The economic consultant called by the Council had given evidence that it was his understanding that the Council had refused the Application on behalf of small traders within the region, and that that continued to be the real basis for Council's opposition. Hydrox submitted that this pointed to the appeal being pursued for an ulterior purpose.

Council submitted that it had acted reasonably in running what was at least a fairly arguable, rather than a hopeless, case on a legitimate planning issue of some importance.

Decision: The Court held, that the Council was to pay 85% of Hydrox's costs of the appeal, and that:

  1. The Court's discretion was open. It was to be exercised judicially, but without any presumption one way or the other. In particular, while the relative success of the parties was a relevant factor, and might, in a particular case, prove decisive, there was no presumption that costs should ordinarily follow the event.
  2. The Court was left short of being persuaded that the Council was secretly maintaining its case on the basis of a concern for which it had an insufficient evidentiary foundation, and which it had formally dropped as an issue.
  3. It was difficult to see how the economic impact issue, even in its amended form, could have justified a refusal of the application or even been a significant supporting consideration to buttress a refusal.
  4. The issues raised by the Council were, if accepted, relevant matters but were not necessarily determinative.
  5. Whilst the legitimate planning concern was said to be planning for the centre hierarchy, and while some conflict was identified, the economists had agreed that the proposal would positively contribute to the centre hierarchy.
  6. There were aspects of the appeal, or issues in it, which were either never likely to justify refusal or which were unsupported or unsupportable.
  7. The Council's case, whilst perhaps fairly arguable, was undeniably weak.
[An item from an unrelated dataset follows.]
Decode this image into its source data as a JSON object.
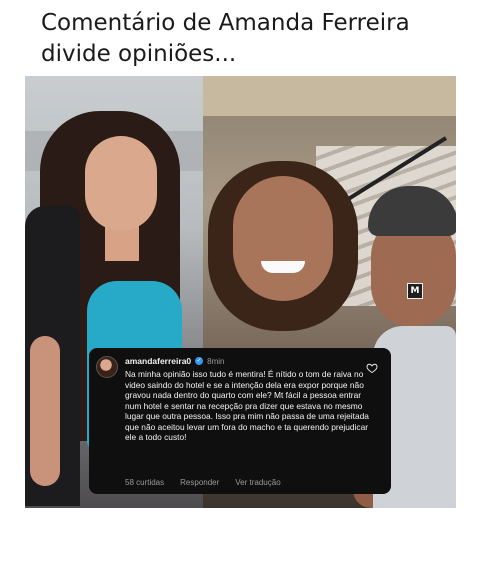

Whilst there was an element of conflict with some provisions of the Planning Scheme, the case for approval notwithstanding conflict was always strong.
  8. The circumstance that the Council's prospects might be described as reasonable is relevant for the purposes of s.457(2)(d), but it neither provides an immunity from an adverse costs order nor does it render irrelevant a consideration of the relative strengths of the cases.
  9. The fact that the Applicant had a strong case for approval must have been obvious to the Council.
  10. The Court gave weight to the nature of the Council's interest in the proceeding; the issues litigated by it were bona fide matters of town planning relevance and public interest; it supported its case by evidence from independent professional expert witnesses; it had a case which was within the bounds of arguability; and its case was generally conducted in a reasonable manner.
  11. The Court also had regard to other matters, particularly Hydrox's success; the strength of its case; the circumstance that was readily apparent in the context of the advices and warnings the Councils received, not just when the development application was refused contrary to advice, but including the time it chose not to accept a settlement proposal which had been recommended by its own representative following mediation, and at all material times thereafter.
  12. On balance, the decision by the Council to put Hydrox to the expense of vindicating its strong position by a hearing justified, as a matter of fairness in the particular circumstances of this case, an order that the Council pay Hydrox's costs.
  13. The fact that the Council had been successful in demonstrating that there was some conflict with the Planning Scheme did not mean that the Council was successful, in any measure, in the appeal.
  14. The Court considered that it would be an appropriate course to moderate the costs order to some degree to take account of the fact that some time and expense was involved in Hydrox's unsuccessful attempt to deny a level of conflict.